---- RECORDS FOR THIS EXERCISE
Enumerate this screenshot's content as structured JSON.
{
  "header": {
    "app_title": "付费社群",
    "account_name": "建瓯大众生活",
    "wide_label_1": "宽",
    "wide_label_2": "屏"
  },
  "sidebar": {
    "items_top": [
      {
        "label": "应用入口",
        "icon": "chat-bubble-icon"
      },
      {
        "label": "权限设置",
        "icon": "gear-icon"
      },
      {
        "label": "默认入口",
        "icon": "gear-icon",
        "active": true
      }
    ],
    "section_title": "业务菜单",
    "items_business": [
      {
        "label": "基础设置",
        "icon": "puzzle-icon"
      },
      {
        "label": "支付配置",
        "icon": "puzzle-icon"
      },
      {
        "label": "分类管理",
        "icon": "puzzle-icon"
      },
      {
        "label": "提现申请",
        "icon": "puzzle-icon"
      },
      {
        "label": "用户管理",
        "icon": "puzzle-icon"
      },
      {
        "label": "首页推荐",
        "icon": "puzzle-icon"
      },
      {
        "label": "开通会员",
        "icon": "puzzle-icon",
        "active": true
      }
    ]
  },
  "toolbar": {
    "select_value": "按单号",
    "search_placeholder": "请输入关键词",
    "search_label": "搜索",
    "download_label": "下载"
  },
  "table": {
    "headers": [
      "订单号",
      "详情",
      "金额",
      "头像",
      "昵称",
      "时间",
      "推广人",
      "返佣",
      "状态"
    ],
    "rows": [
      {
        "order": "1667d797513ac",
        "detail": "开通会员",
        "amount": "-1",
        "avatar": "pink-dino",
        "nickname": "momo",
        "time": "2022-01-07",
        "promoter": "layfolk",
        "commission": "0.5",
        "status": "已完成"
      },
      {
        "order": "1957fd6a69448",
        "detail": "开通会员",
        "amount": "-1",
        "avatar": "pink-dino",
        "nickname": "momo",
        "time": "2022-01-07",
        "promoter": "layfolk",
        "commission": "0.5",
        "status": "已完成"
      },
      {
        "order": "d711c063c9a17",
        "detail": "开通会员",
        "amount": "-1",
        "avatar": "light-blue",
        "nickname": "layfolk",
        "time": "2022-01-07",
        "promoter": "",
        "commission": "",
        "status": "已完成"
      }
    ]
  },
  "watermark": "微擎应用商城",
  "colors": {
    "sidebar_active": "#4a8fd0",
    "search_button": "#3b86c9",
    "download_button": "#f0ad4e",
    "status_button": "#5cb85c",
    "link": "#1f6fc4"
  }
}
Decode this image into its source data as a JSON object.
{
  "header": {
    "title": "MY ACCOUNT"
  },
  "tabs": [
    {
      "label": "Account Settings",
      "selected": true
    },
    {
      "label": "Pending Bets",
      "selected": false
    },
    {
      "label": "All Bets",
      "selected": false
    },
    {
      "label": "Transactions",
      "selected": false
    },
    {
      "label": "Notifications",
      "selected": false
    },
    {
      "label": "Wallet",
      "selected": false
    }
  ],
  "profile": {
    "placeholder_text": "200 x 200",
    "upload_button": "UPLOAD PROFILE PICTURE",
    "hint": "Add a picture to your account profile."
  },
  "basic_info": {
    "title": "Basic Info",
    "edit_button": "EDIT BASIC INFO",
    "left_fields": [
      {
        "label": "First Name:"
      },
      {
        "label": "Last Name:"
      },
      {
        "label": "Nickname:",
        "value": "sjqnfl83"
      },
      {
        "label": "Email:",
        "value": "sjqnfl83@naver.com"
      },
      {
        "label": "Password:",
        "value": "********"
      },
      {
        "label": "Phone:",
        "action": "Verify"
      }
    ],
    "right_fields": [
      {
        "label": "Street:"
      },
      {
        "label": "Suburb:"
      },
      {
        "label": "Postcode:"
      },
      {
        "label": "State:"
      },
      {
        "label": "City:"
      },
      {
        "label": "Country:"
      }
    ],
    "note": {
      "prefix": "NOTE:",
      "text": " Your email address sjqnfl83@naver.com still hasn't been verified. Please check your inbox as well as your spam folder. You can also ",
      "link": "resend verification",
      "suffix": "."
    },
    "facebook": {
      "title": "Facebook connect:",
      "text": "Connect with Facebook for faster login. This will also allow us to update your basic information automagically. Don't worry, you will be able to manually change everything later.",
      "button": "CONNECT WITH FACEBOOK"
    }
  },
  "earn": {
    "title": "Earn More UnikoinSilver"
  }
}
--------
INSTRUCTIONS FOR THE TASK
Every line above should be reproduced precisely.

SOLUTION
Enumerate this screenshot's content as structured JSON.
{
  "header": {
    "app_title": "付费社群",
    "account_name": "建瓯大众生活",
    "wide_label_1": "宽",
    "wide_label_2": "屏"
  },
  "sidebar": {
    "items_top": [
      {
        "label": "应用入口",
        "icon": "chat-bubble-icon"
      },
      {
        "label": "权限设置",
        "icon": "gear-icon"
      },
      {
        "label": "默认入口",
        "icon": "gear-icon",
        "active": true
      }
    ],
    "section_title": "业务菜单",
    "items_business": [
      {
        "label": "基础设置",
        "icon": "puzzle-icon"
      },
      {
        "label": "支付配置",
        "icon": "puzzle-icon"
      },
      {
        "label": "分类管理",
        "icon": "puzzle-icon"
      },
      {
        "label": "提现申请",
        "icon": "puzzle-icon"
      },
      {
        "label": "用户管理",
        "icon": "puzzle-icon"
      },
      {
        "label": "首页推荐",
        "icon": "puzzle-icon"
      },
      {
        "label": "开通会员",
        "icon": "puzzle-icon",
        "active": true
      }
    ]
  },
  "toolbar": {
    "select_value": "按单号",
    "search_placeholder": "请输入关键词",
    "search_label": "搜索",
    "download_label": "下载"
  },
  "table": {
    "headers": [
      "订单号",
      "详情",
      "金额",
      "头像",
      "昵称",
      "时间",
      "推广人",
      "返佣",
      "状态"
    ],
    "rows": [
      {
        "order": "1667d797513ac",
        "detail": "开通会员",
        "amount": "-1",
        "avatar": "pink-dino",
        "nickname": "momo",
        "time": "2022-01-07",
        "promoter": "layfolk",
        "commission": "0.5",
        "status": "已完成"
      },
      {
        "order": "1957fd6a69448",
        "detail": "开通会员",
        "amount": "-1",
        "avatar": "pink-dino",
        "nickname": "momo",
        "time": "2022-01-07",
        "promoter": "layfolk",
        "commission": "0.5",
        "status": "已完成"
      },
      {
        "order": "d711c063c9a17",
        "detail": "开通会员",
        "amount": "-1",
        "avatar": "light-blue",
        "nickname": "layfolk",
        "time": "2022-01-07",
        "promoter": "",
        "commission": "",
        "status": "已完成"
      }
    ]
  },
  "watermark": "微擎应用商城",
  "colors": {
    "sidebar_active": "#4a8fd0",
    "search_button": "#3b86c9",
    "download_button": "#f0ad4e",
    "status_button": "#5cb85c",
    "link": "#1f6fc4"
  }
}
Decode this image into its source data as a JSON object.
{
  "header": {
    "title": "MY ACCOUNT"
  },
  "tabs": [
    {
      "label": "Account Settings",
      "selected": true
    },
    {
      "label": "Pending Bets",
      "selected": false
    },
    {
      "label": "All Bets",
      "selected": false
    },
    {
      "label": "Transactions",
      "selected": false
    },
    {
      "label": "Notifications",
      "selected": false
    },
    {
      "label": "Wallet",
      "selected": false
    }
  ],
  "profile": {
    "placeholder_text": "200 x 200",
    "upload_button": "UPLOAD PROFILE PICTURE",
    "hint": "Add a picture to your account profile."
  },
  "basic_info": {
    "title": "Basic Info",
    "edit_button": "EDIT BASIC INFO",
    "left_fields": [
      {
        "label": "First Name:"
      },
      {
        "label": "Last Name:"
      },
      {
        "label": "Nickname:",
        "value": "sjqnfl83"
      },
      {
        "label": "Email:",
        "value": "sjqnfl83@naver.com"
      },
      {
        "label": "Password:",
        "value": "********"
      },
      {
        "label": "Phone:",
        "action": "Verify"
      }
    ],
    "right_fields": [
      {
        "label": "Street:"
      },
      {
        "label": "Suburb:"
      },
      {
        "label": "Postcode:"
      },
      {
        "label": "State:"
      },
      {
        "label": "City:"
      },
      {
        "label": "Country:"
      }
    ],
    "note": {
      "prefix": "NOTE:",
      "text": " Your email address sjqnfl83@naver.com still hasn't been verified. Please check your inbox as well as your spam folder. You can also ",
      "link": "resend verification",
      "suffix": "."
    },
    "facebook": {
      "title": "Facebook connect:",
      "text": "Connect with Facebook for faster login. This will also allow us to update your basic information automagically. Don't worry, you will be able to manually change everything later.",
      "button": "CONNECT WITH FACEBOOK"
    }
  },
  "earn": {
    "title": "Earn More UnikoinSilver"
  }
}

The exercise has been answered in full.